:: Extracted entries

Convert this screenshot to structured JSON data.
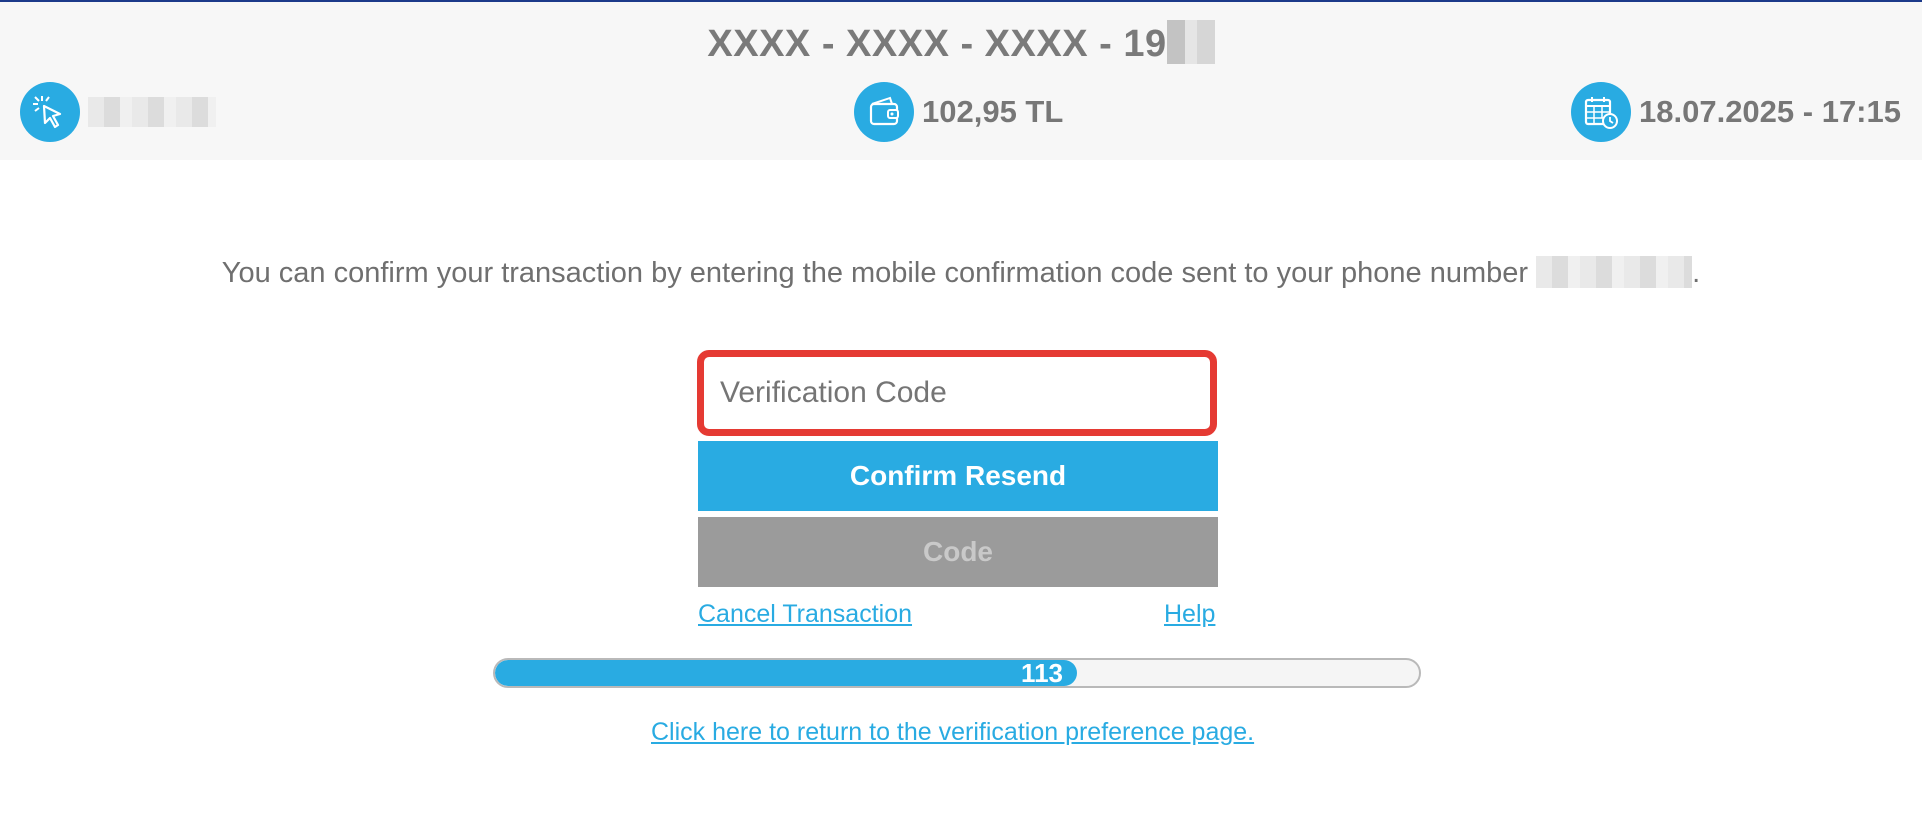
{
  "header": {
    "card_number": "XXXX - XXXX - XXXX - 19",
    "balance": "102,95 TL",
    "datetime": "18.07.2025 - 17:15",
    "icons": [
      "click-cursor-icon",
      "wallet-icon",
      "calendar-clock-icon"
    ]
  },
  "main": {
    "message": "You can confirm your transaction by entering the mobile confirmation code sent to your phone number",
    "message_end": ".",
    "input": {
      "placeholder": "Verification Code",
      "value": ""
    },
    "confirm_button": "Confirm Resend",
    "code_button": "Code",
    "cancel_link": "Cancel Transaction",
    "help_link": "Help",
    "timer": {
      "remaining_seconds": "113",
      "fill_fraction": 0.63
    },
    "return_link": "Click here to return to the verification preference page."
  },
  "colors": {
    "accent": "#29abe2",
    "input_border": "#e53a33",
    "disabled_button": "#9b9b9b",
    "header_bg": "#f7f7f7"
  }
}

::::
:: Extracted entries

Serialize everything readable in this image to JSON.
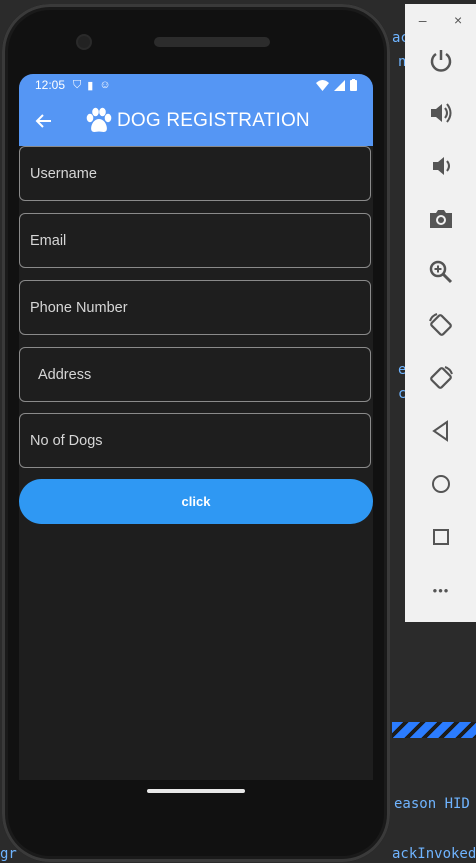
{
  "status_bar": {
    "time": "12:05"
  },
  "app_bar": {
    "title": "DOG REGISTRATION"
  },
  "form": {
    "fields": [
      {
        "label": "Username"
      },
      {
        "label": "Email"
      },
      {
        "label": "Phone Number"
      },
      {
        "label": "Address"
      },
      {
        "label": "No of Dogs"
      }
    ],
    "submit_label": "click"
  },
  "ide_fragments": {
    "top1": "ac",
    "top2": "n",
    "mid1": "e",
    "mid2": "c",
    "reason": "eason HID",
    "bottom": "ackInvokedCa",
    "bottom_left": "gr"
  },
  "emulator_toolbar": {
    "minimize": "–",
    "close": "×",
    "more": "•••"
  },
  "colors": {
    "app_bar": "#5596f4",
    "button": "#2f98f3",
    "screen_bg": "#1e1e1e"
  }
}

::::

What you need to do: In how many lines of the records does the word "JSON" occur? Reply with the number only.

Response area: 2